From Thames, the trail begins with a leisurely half-day ride through lush farmland to Paeroa, with memorable views across the Hauraki Plains and forested Kaimai Ranges. The Matatoki cheese factory is also a highlight. The trail continues in a similar vein through to Te Aroha, a small rural town with historic mineral hot pools – a great way to soothe pedal-weary muscles.
Riders will discover a distinctly different landscape along the third leg from Paeroa to Waihi. Following the Ohinemuri River through the dramatic Karangahake Gorge, its highlights include a gushing waterfall, photogenic gold mining sites and the charmingly old-fashioned Victoria Battery Museum, as well as the freaky Windows Walkway that burrows through a shadowy side-gorge. The pièce de résistance is an amazing 1100-metre long railway tunnel, wobbled through with the aid of a torch.
Karangahake Gorge offers the ultimate day-ride when started from Waikino Station, 11km from Waihi and reachable by vintage train in season. Waikino Station has a bike hire depot and a quaint cafe, but the trail also passes the Falls Retreat, an atmospheric spot for lunch.
View trail map here.
The trail’s wide, smooth surface and gentle gradient make it a primarily grade 1 (easiest) trail, suitable for riders of all levels. A hybrid bike is suitable for the terrain.
Although well signposted and seldom far from roads and settlements (some with cafes), riders should carry a map, sufficient food and water, basic tool kit and cellphone (although coverage may be patchy). Toilets are located at convenient intervals.
A temperate climate makes this an all-season trail. A lack of shade on the Plains makes sunblock essential in summer, and riders should always check the forecast and take appropriate clothing for the conditions.
The Hauraki Rail Trail Trust is a convenient one-stop shop for advice, bike hire, shuttles and luggage transfers, with guided tours also available. Their main office is in Thames, but there are also bike hire depots at Paeroa, Te Aroha and Waikino Station.
Pedaltours includes the Hauraki Rail Trail in its fully supported North Island cycle tours.
A wide range of accommodation can be found near the trail in Thames, Paeroa, Te Aroha, Waihi, and dotted through the surrounding countryside.
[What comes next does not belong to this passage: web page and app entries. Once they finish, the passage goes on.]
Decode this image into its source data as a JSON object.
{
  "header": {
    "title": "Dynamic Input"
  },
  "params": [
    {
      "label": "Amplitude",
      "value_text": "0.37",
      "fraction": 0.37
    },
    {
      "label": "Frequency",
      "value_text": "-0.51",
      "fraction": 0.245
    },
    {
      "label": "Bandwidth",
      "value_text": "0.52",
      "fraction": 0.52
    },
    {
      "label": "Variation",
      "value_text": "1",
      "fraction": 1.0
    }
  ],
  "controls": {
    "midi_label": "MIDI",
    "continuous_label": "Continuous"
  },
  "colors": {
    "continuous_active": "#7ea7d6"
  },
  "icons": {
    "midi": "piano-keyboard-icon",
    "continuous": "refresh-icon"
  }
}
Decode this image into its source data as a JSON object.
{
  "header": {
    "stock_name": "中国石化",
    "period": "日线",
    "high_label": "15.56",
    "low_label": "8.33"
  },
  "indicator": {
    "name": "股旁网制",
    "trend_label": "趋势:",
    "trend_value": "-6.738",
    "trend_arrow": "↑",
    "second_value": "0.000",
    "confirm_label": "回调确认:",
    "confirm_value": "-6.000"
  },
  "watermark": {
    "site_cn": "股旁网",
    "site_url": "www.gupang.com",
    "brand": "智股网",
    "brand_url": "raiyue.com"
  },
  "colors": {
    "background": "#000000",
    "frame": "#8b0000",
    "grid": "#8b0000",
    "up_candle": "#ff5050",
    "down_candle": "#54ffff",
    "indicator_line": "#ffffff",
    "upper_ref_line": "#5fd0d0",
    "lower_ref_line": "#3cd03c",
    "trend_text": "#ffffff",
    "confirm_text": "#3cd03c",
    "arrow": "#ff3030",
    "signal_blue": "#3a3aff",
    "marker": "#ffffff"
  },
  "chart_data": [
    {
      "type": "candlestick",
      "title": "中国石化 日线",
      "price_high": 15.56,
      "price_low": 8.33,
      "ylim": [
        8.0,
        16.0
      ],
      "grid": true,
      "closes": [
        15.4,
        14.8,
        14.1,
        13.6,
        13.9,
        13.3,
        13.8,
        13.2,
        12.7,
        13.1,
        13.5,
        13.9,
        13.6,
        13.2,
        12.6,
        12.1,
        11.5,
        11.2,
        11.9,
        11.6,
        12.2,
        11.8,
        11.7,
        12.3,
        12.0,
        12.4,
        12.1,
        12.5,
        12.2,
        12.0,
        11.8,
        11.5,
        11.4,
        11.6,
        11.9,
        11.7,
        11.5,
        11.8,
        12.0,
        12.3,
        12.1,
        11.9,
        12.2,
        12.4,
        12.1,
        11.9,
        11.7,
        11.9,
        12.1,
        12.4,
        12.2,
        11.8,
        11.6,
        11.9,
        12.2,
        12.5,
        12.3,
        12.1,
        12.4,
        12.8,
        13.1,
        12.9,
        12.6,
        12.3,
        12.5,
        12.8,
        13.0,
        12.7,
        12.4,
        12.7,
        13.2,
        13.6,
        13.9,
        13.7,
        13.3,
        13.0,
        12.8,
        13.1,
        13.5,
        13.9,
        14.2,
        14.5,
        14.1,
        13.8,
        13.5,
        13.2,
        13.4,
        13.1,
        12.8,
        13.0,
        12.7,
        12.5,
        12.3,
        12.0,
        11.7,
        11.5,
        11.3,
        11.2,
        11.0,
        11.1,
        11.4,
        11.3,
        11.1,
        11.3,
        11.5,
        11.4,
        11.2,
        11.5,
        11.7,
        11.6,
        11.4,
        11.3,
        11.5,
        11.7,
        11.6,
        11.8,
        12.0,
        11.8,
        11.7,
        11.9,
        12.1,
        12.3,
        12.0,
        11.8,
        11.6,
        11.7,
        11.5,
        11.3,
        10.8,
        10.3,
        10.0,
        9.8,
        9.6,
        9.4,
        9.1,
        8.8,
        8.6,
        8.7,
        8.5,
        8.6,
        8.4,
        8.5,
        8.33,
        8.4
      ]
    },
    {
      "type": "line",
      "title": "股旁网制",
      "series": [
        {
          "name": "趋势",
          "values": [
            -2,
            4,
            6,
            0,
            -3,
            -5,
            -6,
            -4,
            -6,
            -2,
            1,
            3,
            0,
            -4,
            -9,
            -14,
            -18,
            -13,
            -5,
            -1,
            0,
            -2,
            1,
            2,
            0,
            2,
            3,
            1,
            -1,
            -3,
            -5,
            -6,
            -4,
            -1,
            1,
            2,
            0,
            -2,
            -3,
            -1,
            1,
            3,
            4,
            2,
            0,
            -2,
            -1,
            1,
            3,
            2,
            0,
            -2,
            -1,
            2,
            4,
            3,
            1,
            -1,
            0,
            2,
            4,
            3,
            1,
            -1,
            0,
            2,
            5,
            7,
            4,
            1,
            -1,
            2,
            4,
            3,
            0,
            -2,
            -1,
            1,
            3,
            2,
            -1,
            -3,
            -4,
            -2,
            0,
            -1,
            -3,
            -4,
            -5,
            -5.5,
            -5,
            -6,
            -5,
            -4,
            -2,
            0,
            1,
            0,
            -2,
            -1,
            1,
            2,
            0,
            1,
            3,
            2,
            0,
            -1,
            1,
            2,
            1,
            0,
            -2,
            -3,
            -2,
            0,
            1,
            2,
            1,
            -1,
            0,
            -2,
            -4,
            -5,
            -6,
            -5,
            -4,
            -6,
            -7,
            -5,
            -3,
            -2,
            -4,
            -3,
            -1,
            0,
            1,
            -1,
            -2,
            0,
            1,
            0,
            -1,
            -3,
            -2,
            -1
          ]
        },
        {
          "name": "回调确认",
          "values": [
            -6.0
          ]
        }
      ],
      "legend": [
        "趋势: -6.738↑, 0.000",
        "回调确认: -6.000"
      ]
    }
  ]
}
Accommodation providers partnered with the trail are listed on the Hauraki Rail Trail website.